I have a problem with stopping for the night. Whether it's too early for me to stop, I'm not tired, or I just feel that I need to cover more ground - I don't usually stop where I plan, I keep riding. It's not always the smart desicion, but it's one I make time and time again when I'm on a cross-country trip. Who's to stop me, I usually travel alone.
So, after getting a head start on Tuesday night and riding from Stevens Point, WI to Albert Lea, MN, I got a late start on Wednesday. I woke up at 8 am and checked the weather to the west...rain from the southern part of Minnesota to the southern part of Iowa. So, I went back to sleep figuring that it would pass by the time I woke up again later in the morning. It didn't. Instead of waiting it out even more, I packed the bike and got on the road around 11 am, heading West on I-90.
55 degrees and overcast when I finally got going and it didn't take long for the rain to start falling. About 100 miles east of Sioux Falls I hit a thunderstorm. It was one of those rides where you see a storm off in the distance and the highway looks as if it's gonna miss it. Then the highway turns towards the storm and you get an "oh fuck" type of feeling, only to have the highway turn away again. This can go on, over and over again until you either hit the storm or luckily skirt past it, but it's happened to me more times than I can remember. This time, I was fortunate enough to hit the edge of the storm, only getting the light stuff dropped on me.
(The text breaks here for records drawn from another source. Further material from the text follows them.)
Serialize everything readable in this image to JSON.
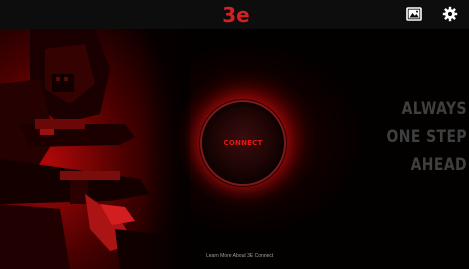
{
  "app": {
    "logo_text": "3e",
    "brand_color": "#d42020"
  },
  "topbar": {
    "icons": [
      "gallery-icon",
      "settings-icon"
    ]
  },
  "main": {
    "connect_label": "CONNECT",
    "tagline": [
      "ALWAYS",
      "ONE STEP",
      "AHEAD"
    ],
    "learn_more": "Learn More About 3E Connect"
  },
  "colors": {
    "background": "#050000",
    "topbar": "#0d0d0d",
    "accent": "#e01818",
    "tagline": "#3f3f3f"
  }
}
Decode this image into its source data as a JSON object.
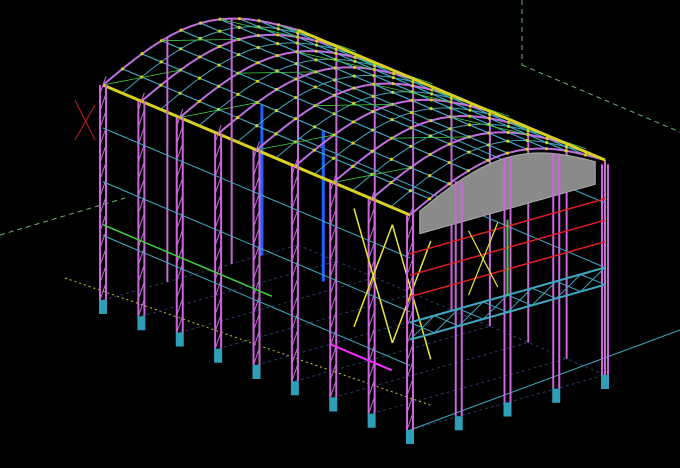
{
  "viewport": {
    "background": "#000000",
    "colors": {
      "column": "#cc66dd",
      "rafter": "#c070e0",
      "purlin": "#3fa7c0",
      "eave": "#d8d020",
      "bracing": "#e8e830",
      "girt_gable": "#e02020",
      "girt": "#40b0c8",
      "green": "#40d040",
      "axis": "#70b070",
      "footing": "#2f9fb8",
      "panel": "#8a8a8a",
      "blue": "#2060ff",
      "grid_ground": "#2a3a6a",
      "ground_line": "#d8d020"
    }
  }
}
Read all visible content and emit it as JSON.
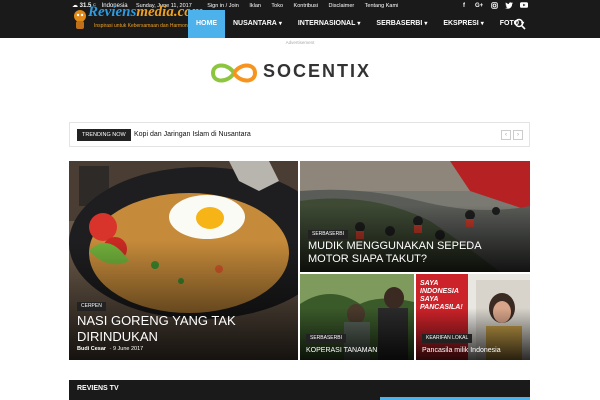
{
  "weather": {
    "temp": "31.5",
    "unit": "C",
    "city": "Indonesia"
  },
  "topbar": {
    "date": "Sunday, June 11, 2017",
    "links": [
      "Sign in / Join",
      "Iklan",
      "Toko",
      "Kontribusi",
      "Disclaimer",
      "Tentang Kami"
    ]
  },
  "socials": [
    "f",
    "G+",
    "ig",
    "tw",
    "yt"
  ],
  "brand": {
    "name_a": "Reviens",
    "name_b": "media.com",
    "tagline": "Inspirasi untuk Kebersamaan dan Harmoni"
  },
  "nav": {
    "items": [
      {
        "label": "HOME",
        "active": true,
        "has_caret": false
      },
      {
        "label": "NUSANTARA",
        "active": false,
        "has_caret": true
      },
      {
        "label": "INTERNASIONAL",
        "active": false,
        "has_caret": true
      },
      {
        "label": "SERBASERBI",
        "active": false,
        "has_caret": true
      },
      {
        "label": "EKSPRESI",
        "active": false,
        "has_caret": true
      },
      {
        "label": "FOTO",
        "active": false,
        "has_caret": true
      }
    ],
    "accent": "#4db2ec"
  },
  "ad": {
    "label": "Advertisement",
    "brand": "SOCENTIX"
  },
  "trending": {
    "label": "TRENDING NOW",
    "headline": "Kopi dan Jaringan Islam di Nusantara"
  },
  "featured": [
    {
      "category": "CERPEN",
      "title_line1": "NASI GORENG YANG TAK",
      "title_line2": "DIRINDUKAN",
      "author": "Budi Cesar",
      "date": "9 June 2017"
    },
    {
      "category": "SERBASERBI",
      "title_line1": "MUDIK MENGGUNAKAN SEPEDA",
      "title_line2": "MOTOR SIAPA TAKUT?"
    },
    {
      "category": "SERBASERBI",
      "title_line1": "KOPERASI TANAMAN"
    },
    {
      "category": "KEARIFAN LOKAL",
      "title_line1": "Pancasila milik Indonesia",
      "poster_text": "SAYA INDONESIA SAYA PANCASILA!"
    }
  ],
  "section": {
    "title": "REVIENS TV"
  }
}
Further down the highway, once I was in South Dakota, the clouds opened up to blue skies and the sidewinds started pounding me. Heavy sidewinds in South Dakota, no way? Seems as though more often than not, I'm riding sideways through the state due to frequent winds hitting me from the south or north. Whatever, I'll take wind over rain/hail any day.
To make matters worse, my kickstand has a tendency of not wanting to come down from time to time. I got to Mitchell, SD and started cranking on it to drop it, and nothing. So, I had to back my bike up at an angle to a wall/pole and rest my back tire onto whatever was available at each stop, holding my bike up as a result. Damn kickstand, I've taken it apart, checked it, lubed it, you name it, nothing has worked. It works when it wants to, but on occasion, likes to give me hell.
I hit Murdo, South Dakota and headed South on highway 83, through the Rosebud Indian Reservation, towards North Platte, Nebraska. Hot as hell, roughly 95 degrees rolling through this stretch, but I didn't seem to notice it - a temp sign had to remind me of how hot it actually was. Drafting cars to keep my gas mileage up and watching the sun as it sunk lower and lower in the sky.
I hit North Platte at dusk. Being on the far edge of the time zone, it was 9:30 pm once the sun had set, but I wasn't tired or ready to quit. 600 miles into my day, I slammed a 5-hour energy drink and got right back on the road. Here's where things started getting a little faded. My head wasn't feeling too normal by this point. I think the wind, heat, and length of time on the road(almost 12 hours at this point) started getting to my head. Dizzy and dry-eyed, feeling like a tweaker who hadn't slept in days, I kept going. I could smell Colorado by now, so I wasn't about to quit after all of this time.
The white lines were messing with my head and traffic was scarce, both of which weren't helping me stay focused. I got behind a couple different tractor trailer trucks to block the wind, bugs, and possible deer, but they never seem to like when I do that. If any of you reading this drive a semi, realize that I can maneuver and stop a lot quicker than you can, everything's gonna be fine if I'm two car lengths off your ass. Stretches between gas stops got shorter, and the length of my stops got longer. Later into the night, truck stops seemed to get weirder and the people hanging out at them creepier. Didn't bother me, I just felt like I was in the twilight zone.
Finally pulled into the Denver area around 2 am, hitting warm and really cold spots of air along the back-coutry roads north of the city. Felt like certain areas were gonna dump snow on me, but I just sped up, faster and faster to get home.
In all, 855 miles by the end of the day - a new record for me on a single days' ride. A chaffed ass, a sore back, cramped hands, burnt skin, and a smile on my face. It comes with the territory and is what motorcycling is all about. It's not a glamorous lifestyle, but damn if it isn't the greatest style to live.
My bed never felt so good...
-pictures along highway 83(between Murdo, SD and North Platte, NE)
2 months ago